INPUT DATA:
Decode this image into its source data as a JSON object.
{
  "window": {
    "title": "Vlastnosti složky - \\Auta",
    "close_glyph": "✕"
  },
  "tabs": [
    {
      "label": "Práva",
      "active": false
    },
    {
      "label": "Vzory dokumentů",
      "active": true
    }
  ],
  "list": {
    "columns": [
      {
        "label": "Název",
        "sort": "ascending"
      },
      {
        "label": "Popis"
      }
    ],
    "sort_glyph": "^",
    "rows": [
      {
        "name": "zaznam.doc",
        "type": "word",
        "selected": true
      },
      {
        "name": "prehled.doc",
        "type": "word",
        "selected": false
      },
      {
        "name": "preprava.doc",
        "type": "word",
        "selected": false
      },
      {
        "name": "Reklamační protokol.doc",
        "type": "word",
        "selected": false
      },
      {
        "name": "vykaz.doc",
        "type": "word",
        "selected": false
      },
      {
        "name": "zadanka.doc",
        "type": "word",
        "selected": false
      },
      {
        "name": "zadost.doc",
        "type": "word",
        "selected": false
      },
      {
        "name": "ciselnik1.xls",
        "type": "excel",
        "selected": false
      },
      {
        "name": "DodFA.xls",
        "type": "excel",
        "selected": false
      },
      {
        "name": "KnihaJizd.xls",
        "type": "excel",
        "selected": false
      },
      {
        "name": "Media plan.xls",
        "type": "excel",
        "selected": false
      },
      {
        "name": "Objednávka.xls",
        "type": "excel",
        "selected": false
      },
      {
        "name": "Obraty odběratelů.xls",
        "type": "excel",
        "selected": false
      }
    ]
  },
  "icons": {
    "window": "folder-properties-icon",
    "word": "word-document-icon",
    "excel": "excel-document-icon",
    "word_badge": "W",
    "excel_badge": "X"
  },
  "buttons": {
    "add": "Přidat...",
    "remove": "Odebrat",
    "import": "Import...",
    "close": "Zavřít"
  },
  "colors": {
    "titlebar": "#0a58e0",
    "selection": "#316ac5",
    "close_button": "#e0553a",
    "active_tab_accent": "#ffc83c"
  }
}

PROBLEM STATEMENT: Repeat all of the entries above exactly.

EXERCISE SOLUTION:
Decode this image into its source data as a JSON object.
{
  "window": {
    "title": "Vlastnosti složky - \\Auta",
    "close_glyph": "✕"
  },
  "tabs": [
    {
      "label": "Práva",
      "active": false
    },
    {
      "label": "Vzory dokumentů",
      "active": true
    }
  ],
  "list": {
    "columns": [
      {
        "label": "Název",
        "sort": "ascending"
      },
      {
        "label": "Popis"
      }
    ],
    "sort_glyph": "^",
    "rows": [
      {
        "name": "zaznam.doc",
        "type": "word",
        "selected": true
      },
      {
        "name": "prehled.doc",
        "type": "word",
        "selected": false
      },
      {
        "name": "preprava.doc",
        "type": "word",
        "selected": false
      },
      {
        "name": "Reklamační protokol.doc",
        "type": "word",
        "selected": false
      },
      {
        "name": "vykaz.doc",
        "type": "word",
        "selected": false
      },
      {
        "name": "zadanka.doc",
        "type": "word",
        "selected": false
      },
      {
        "name": "zadost.doc",
        "type": "word",
        "selected": false
      },
      {
        "name": "ciselnik1.xls",
        "type": "excel",
        "selected": false
      },
      {
        "name": "DodFA.xls",
        "type": "excel",
        "selected": false
      },
      {
        "name": "KnihaJizd.xls",
        "type": "excel",
        "selected": false
      },
      {
        "name": "Media plan.xls",
        "type": "excel",
        "selected": false
      },
      {
        "name": "Objednávka.xls",
        "type": "excel",
        "selected": false
      },
      {
        "name": "Obraty odběratelů.xls",
        "type": "excel",
        "selected": false
      }
    ]
  },
  "icons": {
    "window": "folder-properties-icon",
    "word": "word-document-icon",
    "excel": "excel-document-icon",
    "word_badge": "W",
    "excel_badge": "X"
  },
  "buttons": {
    "add": "Přidat...",
    "remove": "Odebrat",
    "import": "Import...",
    "close": "Zavřít"
  },
  "colors": {
    "titlebar": "#0a58e0",
    "selection": "#316ac5",
    "close_button": "#e0553a",
    "active_tab_accent": "#ffc83c"
  }
}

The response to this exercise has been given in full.